We're going down.
Giddy with the end of the California ordeal being so near, I threw my attention to all of the historical attractions San Diego had to offer.
It was in Old Town while touring the Wells Fargo Museum where a new travel bug crawled under my skin: I decided I wanted to cross the mid-West in a covered wagon.
I think it's clear by now that crazier things can happen.
I thought of the ruts, bumps, and blisters I would bear. The ravaging weather. The stomachaches. The desperate slowness. The ablution of the prayerful prairies.
After the relief of a brief airport goodbye -- I kept the car running -- I drove straight to Point Loma.
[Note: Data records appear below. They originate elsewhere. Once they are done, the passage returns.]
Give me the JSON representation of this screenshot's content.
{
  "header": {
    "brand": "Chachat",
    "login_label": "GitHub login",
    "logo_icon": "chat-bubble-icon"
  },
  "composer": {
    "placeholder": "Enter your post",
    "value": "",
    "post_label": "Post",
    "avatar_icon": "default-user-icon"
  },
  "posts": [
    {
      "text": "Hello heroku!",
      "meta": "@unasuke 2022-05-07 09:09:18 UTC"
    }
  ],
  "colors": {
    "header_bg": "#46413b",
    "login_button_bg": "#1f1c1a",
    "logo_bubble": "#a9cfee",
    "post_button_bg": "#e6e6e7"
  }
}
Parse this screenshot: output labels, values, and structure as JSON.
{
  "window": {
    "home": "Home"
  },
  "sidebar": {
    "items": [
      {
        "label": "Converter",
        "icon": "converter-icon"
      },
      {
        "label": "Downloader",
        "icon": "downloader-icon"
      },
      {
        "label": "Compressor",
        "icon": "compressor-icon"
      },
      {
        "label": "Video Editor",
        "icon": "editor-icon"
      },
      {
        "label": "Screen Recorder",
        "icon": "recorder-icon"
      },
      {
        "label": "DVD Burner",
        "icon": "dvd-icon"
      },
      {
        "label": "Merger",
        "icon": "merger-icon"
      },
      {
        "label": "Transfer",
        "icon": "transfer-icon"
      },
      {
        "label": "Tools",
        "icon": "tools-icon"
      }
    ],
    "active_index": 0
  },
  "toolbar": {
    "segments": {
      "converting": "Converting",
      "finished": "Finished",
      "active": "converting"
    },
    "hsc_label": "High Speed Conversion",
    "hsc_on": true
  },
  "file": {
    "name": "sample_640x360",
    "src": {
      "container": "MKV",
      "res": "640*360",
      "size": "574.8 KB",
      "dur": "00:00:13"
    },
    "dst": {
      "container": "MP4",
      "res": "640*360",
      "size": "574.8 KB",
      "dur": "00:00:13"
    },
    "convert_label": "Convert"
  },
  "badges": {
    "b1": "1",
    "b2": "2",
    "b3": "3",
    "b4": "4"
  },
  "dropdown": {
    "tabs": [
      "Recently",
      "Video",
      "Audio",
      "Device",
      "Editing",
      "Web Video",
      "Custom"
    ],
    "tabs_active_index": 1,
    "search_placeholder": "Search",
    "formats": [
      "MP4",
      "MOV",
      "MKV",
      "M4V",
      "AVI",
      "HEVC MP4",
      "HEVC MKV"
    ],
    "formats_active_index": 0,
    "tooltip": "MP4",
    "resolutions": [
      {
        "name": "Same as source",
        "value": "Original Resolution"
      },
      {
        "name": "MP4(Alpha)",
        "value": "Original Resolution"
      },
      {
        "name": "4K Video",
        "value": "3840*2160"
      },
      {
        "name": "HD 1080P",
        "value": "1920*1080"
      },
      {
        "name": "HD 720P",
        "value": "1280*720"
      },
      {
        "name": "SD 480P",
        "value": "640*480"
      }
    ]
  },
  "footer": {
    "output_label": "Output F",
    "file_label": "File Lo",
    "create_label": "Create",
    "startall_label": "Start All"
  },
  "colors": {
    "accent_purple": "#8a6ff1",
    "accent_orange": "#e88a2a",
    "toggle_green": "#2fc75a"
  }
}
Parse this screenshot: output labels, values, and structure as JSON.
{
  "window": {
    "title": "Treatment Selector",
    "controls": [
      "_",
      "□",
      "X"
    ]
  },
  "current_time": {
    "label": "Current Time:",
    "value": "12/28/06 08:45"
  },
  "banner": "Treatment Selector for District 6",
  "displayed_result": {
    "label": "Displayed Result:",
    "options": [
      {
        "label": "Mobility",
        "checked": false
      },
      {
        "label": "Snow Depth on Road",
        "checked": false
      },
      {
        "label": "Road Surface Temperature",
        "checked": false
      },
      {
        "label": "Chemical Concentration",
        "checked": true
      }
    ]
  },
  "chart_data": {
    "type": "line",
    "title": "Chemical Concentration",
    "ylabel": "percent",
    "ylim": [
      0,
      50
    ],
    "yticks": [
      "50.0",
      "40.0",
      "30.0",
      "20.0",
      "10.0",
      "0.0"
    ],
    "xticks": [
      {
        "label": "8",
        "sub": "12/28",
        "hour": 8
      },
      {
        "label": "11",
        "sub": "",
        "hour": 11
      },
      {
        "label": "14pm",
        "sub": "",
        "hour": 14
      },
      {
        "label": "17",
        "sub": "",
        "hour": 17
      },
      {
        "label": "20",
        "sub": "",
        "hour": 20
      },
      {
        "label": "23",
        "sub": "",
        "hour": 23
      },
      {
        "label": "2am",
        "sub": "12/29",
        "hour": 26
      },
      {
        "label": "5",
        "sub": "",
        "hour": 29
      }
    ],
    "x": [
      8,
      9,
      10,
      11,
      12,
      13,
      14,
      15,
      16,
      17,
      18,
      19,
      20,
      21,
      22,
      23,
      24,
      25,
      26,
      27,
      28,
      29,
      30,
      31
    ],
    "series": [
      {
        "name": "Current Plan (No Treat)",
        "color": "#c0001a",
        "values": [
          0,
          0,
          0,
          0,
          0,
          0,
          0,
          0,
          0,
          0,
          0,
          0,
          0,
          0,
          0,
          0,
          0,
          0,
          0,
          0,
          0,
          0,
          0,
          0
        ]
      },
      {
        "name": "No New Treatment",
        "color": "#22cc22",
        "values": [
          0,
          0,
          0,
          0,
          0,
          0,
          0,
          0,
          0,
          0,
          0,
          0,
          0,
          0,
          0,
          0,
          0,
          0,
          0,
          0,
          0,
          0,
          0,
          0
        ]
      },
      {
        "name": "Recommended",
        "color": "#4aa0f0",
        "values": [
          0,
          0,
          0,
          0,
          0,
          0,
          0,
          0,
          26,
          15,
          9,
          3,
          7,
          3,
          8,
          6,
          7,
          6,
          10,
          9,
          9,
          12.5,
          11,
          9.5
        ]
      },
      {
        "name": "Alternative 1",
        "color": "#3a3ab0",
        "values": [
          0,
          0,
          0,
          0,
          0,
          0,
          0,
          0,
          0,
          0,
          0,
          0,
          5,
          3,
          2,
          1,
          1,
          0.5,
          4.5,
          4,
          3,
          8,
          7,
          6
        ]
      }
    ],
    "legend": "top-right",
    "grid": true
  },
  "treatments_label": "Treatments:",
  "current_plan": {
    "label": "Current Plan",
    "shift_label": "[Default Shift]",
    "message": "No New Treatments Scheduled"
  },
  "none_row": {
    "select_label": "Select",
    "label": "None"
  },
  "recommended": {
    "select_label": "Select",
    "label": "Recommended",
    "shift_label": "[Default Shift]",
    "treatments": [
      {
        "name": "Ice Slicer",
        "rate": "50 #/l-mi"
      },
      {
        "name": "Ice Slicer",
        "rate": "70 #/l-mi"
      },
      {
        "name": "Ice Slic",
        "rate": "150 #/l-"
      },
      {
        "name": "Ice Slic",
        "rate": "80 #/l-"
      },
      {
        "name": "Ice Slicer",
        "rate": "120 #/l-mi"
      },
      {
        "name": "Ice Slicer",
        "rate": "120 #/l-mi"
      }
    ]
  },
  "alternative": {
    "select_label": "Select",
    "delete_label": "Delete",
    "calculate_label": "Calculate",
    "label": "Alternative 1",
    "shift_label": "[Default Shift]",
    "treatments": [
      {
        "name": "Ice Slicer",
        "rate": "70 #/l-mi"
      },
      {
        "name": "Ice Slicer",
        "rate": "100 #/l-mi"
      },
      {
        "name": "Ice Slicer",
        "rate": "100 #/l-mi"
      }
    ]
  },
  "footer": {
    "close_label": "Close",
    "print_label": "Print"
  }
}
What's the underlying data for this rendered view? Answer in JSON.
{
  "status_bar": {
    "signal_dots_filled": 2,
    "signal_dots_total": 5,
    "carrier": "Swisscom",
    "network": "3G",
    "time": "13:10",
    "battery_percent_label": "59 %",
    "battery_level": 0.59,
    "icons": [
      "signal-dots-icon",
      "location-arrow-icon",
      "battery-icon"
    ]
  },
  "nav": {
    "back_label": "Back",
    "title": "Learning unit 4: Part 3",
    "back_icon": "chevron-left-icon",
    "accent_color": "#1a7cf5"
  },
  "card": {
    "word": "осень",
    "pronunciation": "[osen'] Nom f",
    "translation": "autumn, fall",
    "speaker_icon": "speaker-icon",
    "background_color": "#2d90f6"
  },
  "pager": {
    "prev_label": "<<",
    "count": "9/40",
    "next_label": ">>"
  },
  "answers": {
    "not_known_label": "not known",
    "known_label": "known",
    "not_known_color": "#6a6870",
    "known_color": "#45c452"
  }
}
Now in Technicolor.™
Point Loma is a peninsula where, apparently, the first European expedition came ashore in California. Without curiosity or enthusiasm, I drove to the Cabrillo National Monument, which was bustling with other visitors taking in the Pacific panorama.
This statue is not from the 16th century, no matter how much I wish it were true.
Through the reprimandings, hand-holdings, and photo-takings, we all did our part to uphold timeless edifice of the tourist vignette.
I sat on a stone stanchion and took in the water, the city. Finally, actually alone after two weeks of a wrong kind of alone.
And for the first time in months -- maybe years -- I felt lonely.
I'm not inclined to feelings of loneliness. When I'm not socializing -- which I approach with a fervor that would suggest I'm paid handsomely and by the word to do -- I'm a contentedly solitary creature.
I logged hours, days, weeks of quality alone time. I'd spent nearly four months on the road, driving through the country totally alone and in my thoughts. Hours and hours were spent whizzing by on highways.
Christ, I'd survived Nebraska. What couldn't I do?
Yet sitting there among the chatter, I felt a distinct and unfamiliar feeling of loneliness.
Maybe it was because I'd just spent weeks with someone who seemed burdened by being near me. Maybe it was because I hadn't seen my family of friends in several months. Maybe it was the way a mother was holding her son's hand a few feet to my left.
Maybe it was all of those things.
I had two nights to myself in San Diego before heading to Arizona, where I'd reunite with a sister-friend from Atlanta for a Thanksgiving jaunt through Sedona.
I was ready to feel loved, and to feel thankful for good company. But I wasn't quite ready to get off the road.